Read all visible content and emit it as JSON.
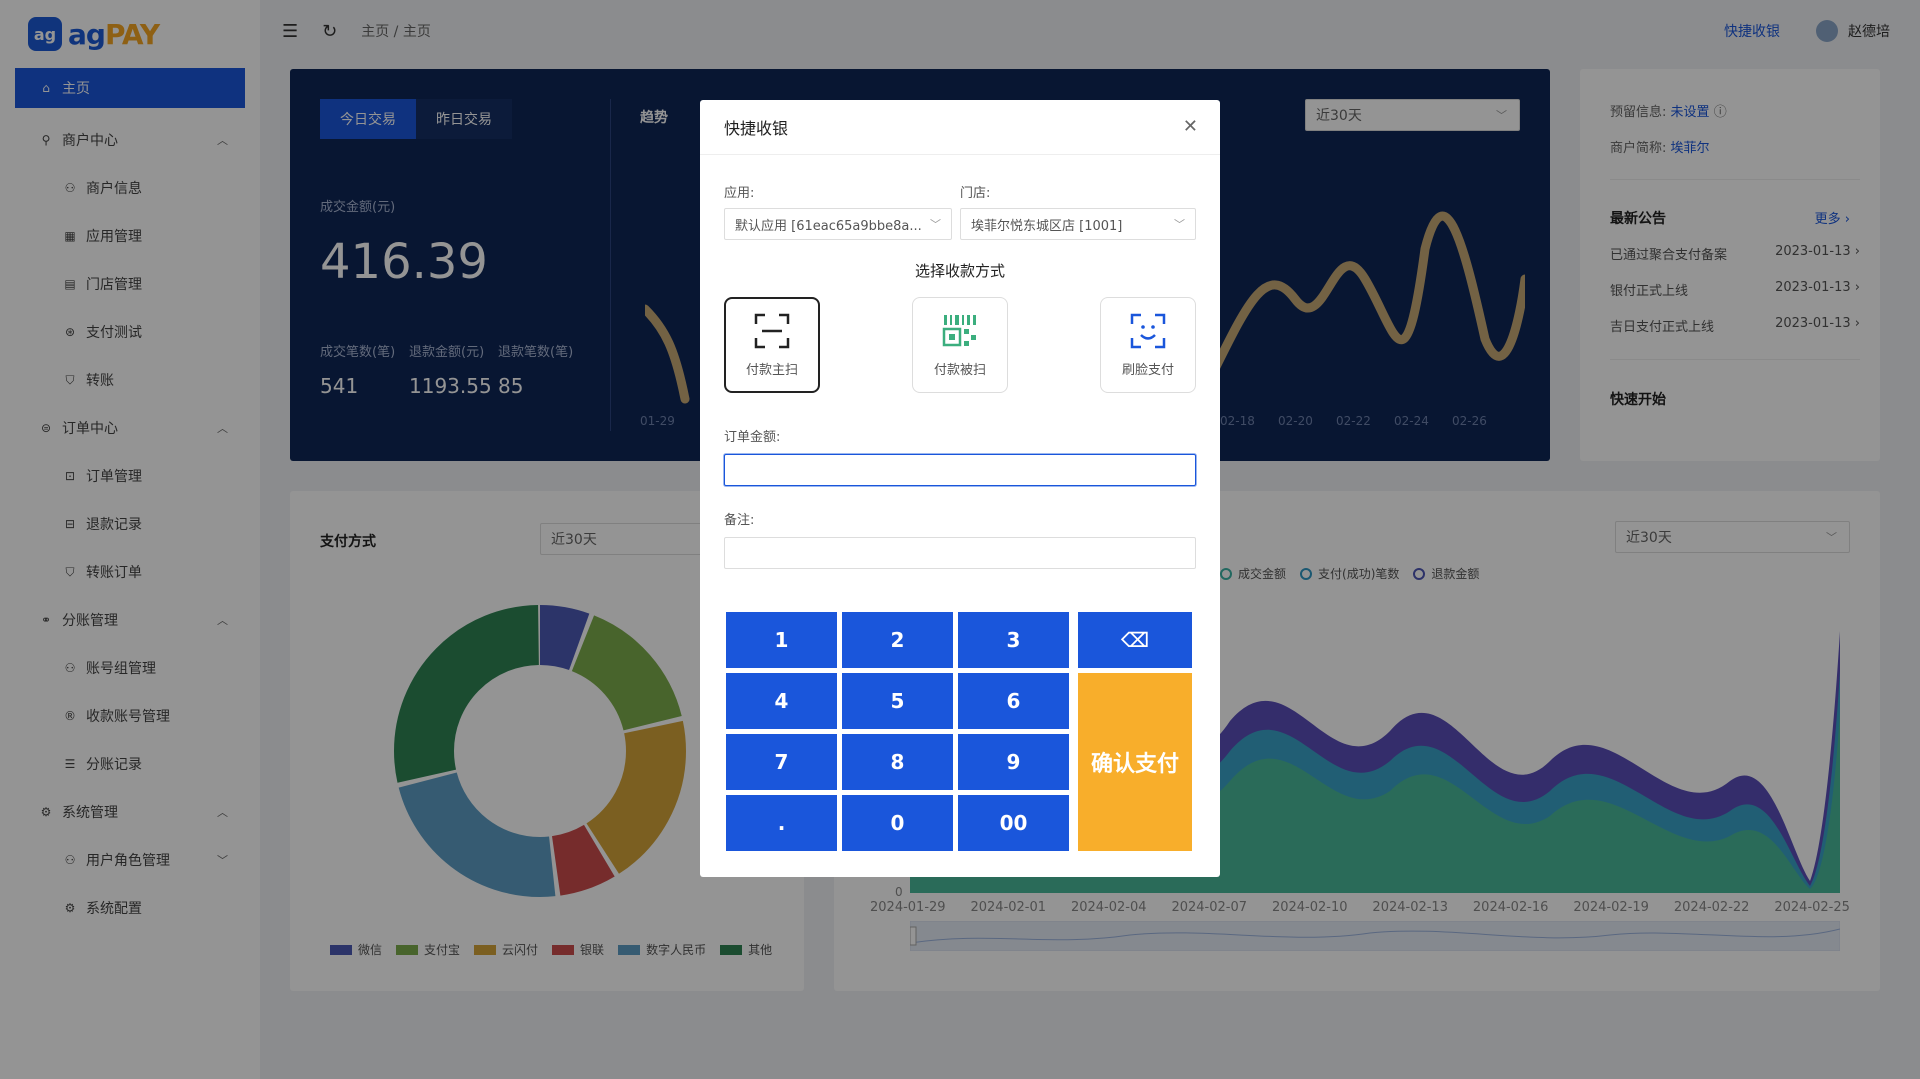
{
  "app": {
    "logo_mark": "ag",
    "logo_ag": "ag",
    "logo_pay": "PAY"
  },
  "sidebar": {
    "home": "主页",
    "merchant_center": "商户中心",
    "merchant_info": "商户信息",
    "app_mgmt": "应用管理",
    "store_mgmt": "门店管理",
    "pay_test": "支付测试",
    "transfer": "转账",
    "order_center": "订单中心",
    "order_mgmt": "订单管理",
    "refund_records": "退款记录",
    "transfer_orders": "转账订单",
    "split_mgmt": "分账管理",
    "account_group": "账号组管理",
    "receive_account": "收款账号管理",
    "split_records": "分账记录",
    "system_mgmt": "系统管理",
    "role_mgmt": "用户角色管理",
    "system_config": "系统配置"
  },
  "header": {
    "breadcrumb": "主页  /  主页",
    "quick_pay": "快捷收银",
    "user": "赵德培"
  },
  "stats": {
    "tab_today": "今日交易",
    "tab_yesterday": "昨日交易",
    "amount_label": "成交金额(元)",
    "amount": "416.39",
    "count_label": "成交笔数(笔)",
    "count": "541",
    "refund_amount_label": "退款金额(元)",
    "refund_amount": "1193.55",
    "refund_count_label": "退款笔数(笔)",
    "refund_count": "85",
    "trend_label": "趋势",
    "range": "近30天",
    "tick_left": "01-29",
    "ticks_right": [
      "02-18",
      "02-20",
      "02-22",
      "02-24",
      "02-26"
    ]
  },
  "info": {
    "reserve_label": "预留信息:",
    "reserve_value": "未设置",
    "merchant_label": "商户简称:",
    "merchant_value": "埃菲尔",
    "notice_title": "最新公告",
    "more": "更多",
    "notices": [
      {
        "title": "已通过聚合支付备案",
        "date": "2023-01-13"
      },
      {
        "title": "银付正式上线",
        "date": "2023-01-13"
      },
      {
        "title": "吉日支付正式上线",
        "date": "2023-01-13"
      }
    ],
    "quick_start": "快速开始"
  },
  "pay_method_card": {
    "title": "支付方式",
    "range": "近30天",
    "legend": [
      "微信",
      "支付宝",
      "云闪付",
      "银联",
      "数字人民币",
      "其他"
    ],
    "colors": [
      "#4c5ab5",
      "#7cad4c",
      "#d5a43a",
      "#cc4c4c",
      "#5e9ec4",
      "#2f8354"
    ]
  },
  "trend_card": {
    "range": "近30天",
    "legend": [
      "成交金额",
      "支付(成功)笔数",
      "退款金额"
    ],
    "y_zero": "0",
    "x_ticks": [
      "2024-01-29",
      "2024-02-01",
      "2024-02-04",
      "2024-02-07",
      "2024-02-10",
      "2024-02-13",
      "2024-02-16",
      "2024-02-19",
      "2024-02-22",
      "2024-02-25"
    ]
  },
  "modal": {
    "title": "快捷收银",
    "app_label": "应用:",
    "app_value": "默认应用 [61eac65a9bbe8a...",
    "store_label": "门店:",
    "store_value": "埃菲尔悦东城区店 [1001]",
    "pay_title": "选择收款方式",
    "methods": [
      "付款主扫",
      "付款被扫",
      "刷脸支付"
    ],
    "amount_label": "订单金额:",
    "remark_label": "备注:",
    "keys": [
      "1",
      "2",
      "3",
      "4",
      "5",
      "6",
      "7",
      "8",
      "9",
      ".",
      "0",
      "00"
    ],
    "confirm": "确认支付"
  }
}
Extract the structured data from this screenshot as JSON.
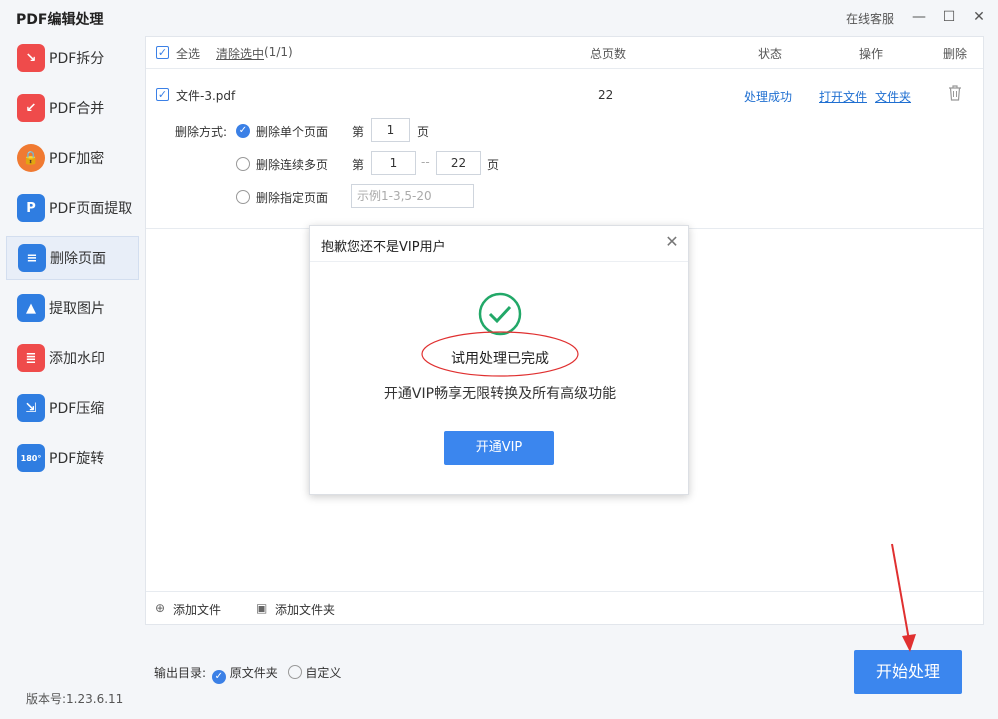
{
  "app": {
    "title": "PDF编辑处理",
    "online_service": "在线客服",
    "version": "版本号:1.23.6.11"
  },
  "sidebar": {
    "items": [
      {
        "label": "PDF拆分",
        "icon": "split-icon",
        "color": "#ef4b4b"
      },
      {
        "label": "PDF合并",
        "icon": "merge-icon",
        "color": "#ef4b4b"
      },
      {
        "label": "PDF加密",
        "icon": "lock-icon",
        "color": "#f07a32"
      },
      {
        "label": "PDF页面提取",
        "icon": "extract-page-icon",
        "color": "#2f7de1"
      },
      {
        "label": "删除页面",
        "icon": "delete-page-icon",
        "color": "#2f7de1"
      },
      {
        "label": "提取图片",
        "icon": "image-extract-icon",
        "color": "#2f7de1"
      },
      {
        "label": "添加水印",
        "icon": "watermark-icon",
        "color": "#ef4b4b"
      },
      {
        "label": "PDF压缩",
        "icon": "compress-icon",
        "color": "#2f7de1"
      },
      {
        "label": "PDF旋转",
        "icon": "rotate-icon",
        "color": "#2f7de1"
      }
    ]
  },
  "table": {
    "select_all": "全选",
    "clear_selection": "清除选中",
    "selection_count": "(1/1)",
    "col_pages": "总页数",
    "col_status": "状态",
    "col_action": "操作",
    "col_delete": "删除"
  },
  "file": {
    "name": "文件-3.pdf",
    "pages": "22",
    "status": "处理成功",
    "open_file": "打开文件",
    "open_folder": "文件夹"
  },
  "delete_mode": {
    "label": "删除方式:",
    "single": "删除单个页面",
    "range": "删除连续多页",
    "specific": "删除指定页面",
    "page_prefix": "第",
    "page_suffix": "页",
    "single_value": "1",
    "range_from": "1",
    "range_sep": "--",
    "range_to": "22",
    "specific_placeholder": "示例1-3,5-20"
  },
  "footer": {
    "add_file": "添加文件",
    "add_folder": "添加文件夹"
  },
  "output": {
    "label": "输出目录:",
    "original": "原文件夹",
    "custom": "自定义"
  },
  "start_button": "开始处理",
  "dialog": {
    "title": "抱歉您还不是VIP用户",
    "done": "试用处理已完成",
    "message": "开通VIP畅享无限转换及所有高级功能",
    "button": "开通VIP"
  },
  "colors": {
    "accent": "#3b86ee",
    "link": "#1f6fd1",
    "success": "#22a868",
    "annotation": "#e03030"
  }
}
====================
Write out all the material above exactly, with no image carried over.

TASK OUTPUT ->
Read all visible content and emit it as JSON.
{
  "app": {
    "logo_mark": "ag",
    "logo_ag": "ag",
    "logo_pay": "PAY"
  },
  "sidebar": {
    "home": "主页",
    "merchant_center": "商户中心",
    "merchant_info": "商户信息",
    "app_mgmt": "应用管理",
    "store_mgmt": "门店管理",
    "pay_test": "支付测试",
    "transfer": "转账",
    "order_center": "订单中心",
    "order_mgmt": "订单管理",
    "refund_records": "退款记录",
    "transfer_orders": "转账订单",
    "split_mgmt": "分账管理",
    "account_group": "账号组管理",
    "receive_account": "收款账号管理",
    "split_records": "分账记录",
    "system_mgmt": "系统管理",
    "role_mgmt": "用户角色管理",
    "system_config": "系统配置"
  },
  "header": {
    "breadcrumb": "主页  /  主页",
    "quick_pay": "快捷收银",
    "user": "赵德培"
  },
  "stats": {
    "tab_today": "今日交易",
    "tab_yesterday": "昨日交易",
    "amount_label": "成交金额(元)",
    "amount": "416.39",
    "count_label": "成交笔数(笔)",
    "count": "541",
    "refund_amount_label": "退款金额(元)",
    "refund_amount": "1193.55",
    "refund_count_label": "退款笔数(笔)",
    "refund_count": "85",
    "trend_label": "趋势",
    "range": "近30天",
    "tick_left": "01-29",
    "ticks_right": [
      "02-18",
      "02-20",
      "02-22",
      "02-24",
      "02-26"
    ]
  },
  "info": {
    "reserve_label": "预留信息:",
    "reserve_value": "未设置",
    "merchant_label": "商户简称:",
    "merchant_value": "埃菲尔",
    "notice_title": "最新公告",
    "more": "更多",
    "notices": [
      {
        "title": "已通过聚合支付备案",
        "date": "2023-01-13"
      },
      {
        "title": "银付正式上线",
        "date": "2023-01-13"
      },
      {
        "title": "吉日支付正式上线",
        "date": "2023-01-13"
      }
    ],
    "quick_start": "快速开始"
  },
  "pay_method_card": {
    "title": "支付方式",
    "range": "近30天",
    "legend": [
      "微信",
      "支付宝",
      "云闪付",
      "银联",
      "数字人民币",
      "其他"
    ],
    "colors": [
      "#4c5ab5",
      "#7cad4c",
      "#d5a43a",
      "#cc4c4c",
      "#5e9ec4",
      "#2f8354"
    ]
  },
  "trend_card": {
    "range": "近30天",
    "legend": [
      "成交金额",
      "支付(成功)笔数",
      "退款金额"
    ],
    "y_zero": "0",
    "x_ticks": [
      "2024-01-29",
      "2024-02-01",
      "2024-02-04",
      "2024-02-07",
      "2024-02-10",
      "2024-02-13",
      "2024-02-16",
      "2024-02-19",
      "2024-02-22",
      "2024-02-25"
    ]
  },
  "modal": {
    "title": "快捷收银",
    "app_label": "应用:",
    "app_value": "默认应用 [61eac65a9bbe8a...",
    "store_label": "门店:",
    "store_value": "埃菲尔悦东城区店 [1001]",
    "pay_title": "选择收款方式",
    "methods": [
      "付款主扫",
      "付款被扫",
      "刷脸支付"
    ],
    "amount_label": "订单金额:",
    "remark_label": "备注:",
    "keys": [
      "1",
      "2",
      "3",
      "4",
      "5",
      "6",
      "7",
      "8",
      "9",
      ".",
      "0",
      "00"
    ],
    "confirm": "确认支付"
  }
}
Extract the structured data from this screenshot as JSON.
{
  "app": {
    "title": "PDF编辑处理",
    "online_service": "在线客服",
    "version": "版本号:1.23.6.11"
  },
  "sidebar": {
    "items": [
      {
        "label": "PDF拆分",
        "icon": "split-icon",
        "color": "#ef4b4b"
      },
      {
        "label": "PDF合并",
        "icon": "merge-icon",
        "color": "#ef4b4b"
      },
      {
        "label": "PDF加密",
        "icon": "lock-icon",
        "color": "#f07a32"
      },
      {
        "label": "PDF页面提取",
        "icon": "extract-page-icon",
        "color": "#2f7de1"
      },
      {
        "label": "删除页面",
        "icon": "delete-page-icon",
        "color": "#2f7de1"
      },
      {
        "label": "提取图片",
        "icon": "image-extract-icon",
        "color": "#2f7de1"
      },
      {
        "label": "添加水印",
        "icon": "watermark-icon",
        "color": "#ef4b4b"
      },
      {
        "label": "PDF压缩",
        "icon": "compress-icon",
        "color": "#2f7de1"
      },
      {
        "label": "PDF旋转",
        "icon": "rotate-icon",
        "color": "#2f7de1"
      }
    ]
  },
  "table": {
    "select_all": "全选",
    "clear_selection": "清除选中",
    "selection_count": "(1/1)",
    "col_pages": "总页数",
    "col_status": "状态",
    "col_action": "操作",
    "col_delete": "删除"
  },
  "file": {
    "name": "文件-3.pdf",
    "pages": "22",
    "status": "处理成功",
    "open_file": "打开文件",
    "open_folder": "文件夹"
  },
  "delete_mode": {
    "label": "删除方式:",
    "single": "删除单个页面",
    "range": "删除连续多页",
    "specific": "删除指定页面",
    "page_prefix": "第",
    "page_suffix": "页",
    "single_value": "1",
    "range_from": "1",
    "range_sep": "--",
    "range_to": "22",
    "specific_placeholder": "示例1-3,5-20"
  },
  "footer": {
    "add_file": "添加文件",
    "add_folder": "添加文件夹"
  },
  "output": {
    "label": "输出目录:",
    "original": "原文件夹",
    "custom": "自定义"
  },
  "start_button": "开始处理",
  "dialog": {
    "title": "抱歉您还不是VIP用户",
    "done": "试用处理已完成",
    "message": "开通VIP畅享无限转换及所有高级功能",
    "button": "开通VIP"
  },
  "colors": {
    "accent": "#3b86ee",
    "link": "#1f6fd1",
    "success": "#22a868",
    "annotation": "#e03030"
  }
}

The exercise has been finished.